We did not know where to start the visit, so we interrogated the first person passing near us. He was certainly intrigued by our questions, because he quickly directed us to a manager. This manager listened to us, nodding from left to right, as only Indians do when they are not sure of what to say. He certainly thought that we were important people because we were coming from such a distant country, so he decided to introduce us to no less than the Advisor to the Minister. No sooner were we introduced to this tall and elegant man than he led us from stand to stand, to meet a selection of exhibitors.
we stopped at a booth, and the Advisor offered me a flask of powder, stating that it was Triphala. It was obvious that he was more a man of power than a plant enthusiast, because I happen to be very familiar with Triphala: it is made from a fruit, Amalaki, commonly referred to as Amla, and two berries, Bibhitaki and Haritaki, which are often found growing in the wild, in Indian forests. This whitish powder was certainly not Triphala, the colour, the taste, the smell were different. It seemed to me that it was rather Shatavari, a local asparagus prescribed as a feminine aphrodisiac, whose mischievous name means “she who possesses a hundred husbands”.
But this day, we had an opportunity to relax a little, as we only had to visit the Herbal Fair exhibition in Bhopal, where we had landed the night before. This event was dedicated to the “Fair Trade” and the Minister for Agriculture and Forestry of Madhya Pradesh (the Indian State where Bhopal is) was the guest of honour who would close the exhibition.
I shared my conclusions with the Advisor, who first rejected such a possibility; then, because of my insistence, he finally asked the owner of the flask. How stunned he was when the merchant agreed with me! He could have been offended, but instead, a large smile lit up his face: he found it wonderful that a French man knew the plants of his country. He then decided to introduce us to his minister.
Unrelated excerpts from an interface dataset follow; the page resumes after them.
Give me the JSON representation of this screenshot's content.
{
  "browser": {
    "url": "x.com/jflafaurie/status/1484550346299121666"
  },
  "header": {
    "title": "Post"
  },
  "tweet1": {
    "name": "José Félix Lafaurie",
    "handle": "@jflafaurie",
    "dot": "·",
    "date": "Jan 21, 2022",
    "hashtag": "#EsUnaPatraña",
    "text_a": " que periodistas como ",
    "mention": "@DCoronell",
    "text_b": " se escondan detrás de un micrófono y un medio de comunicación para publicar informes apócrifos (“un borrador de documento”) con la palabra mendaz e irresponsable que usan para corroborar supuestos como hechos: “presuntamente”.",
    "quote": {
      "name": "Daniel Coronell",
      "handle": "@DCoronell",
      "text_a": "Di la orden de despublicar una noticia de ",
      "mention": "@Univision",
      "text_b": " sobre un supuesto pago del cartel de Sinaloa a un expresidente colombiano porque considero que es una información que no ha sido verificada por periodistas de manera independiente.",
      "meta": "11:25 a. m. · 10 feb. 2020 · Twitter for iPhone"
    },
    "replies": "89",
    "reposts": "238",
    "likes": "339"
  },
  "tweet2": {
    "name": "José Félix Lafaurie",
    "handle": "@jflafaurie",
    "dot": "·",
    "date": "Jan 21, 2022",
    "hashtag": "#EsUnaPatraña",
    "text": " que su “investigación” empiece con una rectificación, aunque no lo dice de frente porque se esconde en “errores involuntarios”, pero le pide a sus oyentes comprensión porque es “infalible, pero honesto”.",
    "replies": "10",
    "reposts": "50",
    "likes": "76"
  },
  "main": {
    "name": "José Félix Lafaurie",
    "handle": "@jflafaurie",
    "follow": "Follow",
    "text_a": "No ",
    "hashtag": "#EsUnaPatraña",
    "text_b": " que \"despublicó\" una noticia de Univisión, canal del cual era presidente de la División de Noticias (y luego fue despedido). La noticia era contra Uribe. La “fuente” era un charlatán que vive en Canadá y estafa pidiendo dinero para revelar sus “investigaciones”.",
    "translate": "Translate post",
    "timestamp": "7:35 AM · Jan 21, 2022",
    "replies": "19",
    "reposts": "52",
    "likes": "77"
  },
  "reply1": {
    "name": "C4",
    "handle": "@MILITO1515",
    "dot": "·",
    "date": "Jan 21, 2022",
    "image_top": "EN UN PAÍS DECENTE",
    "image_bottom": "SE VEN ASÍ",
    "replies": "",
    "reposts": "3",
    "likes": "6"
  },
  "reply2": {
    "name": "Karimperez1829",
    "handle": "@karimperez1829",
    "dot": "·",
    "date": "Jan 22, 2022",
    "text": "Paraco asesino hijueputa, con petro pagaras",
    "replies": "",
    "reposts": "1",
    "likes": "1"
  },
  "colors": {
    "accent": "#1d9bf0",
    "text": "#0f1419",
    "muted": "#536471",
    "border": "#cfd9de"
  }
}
The minister was about to finish his address, and a press conference would follow.
The Advisor chose this moment to introduce each other, and we ended up on a podium, next to a minister and facing a swarm of journalists and photographers. We had landed in the unforeseeable country.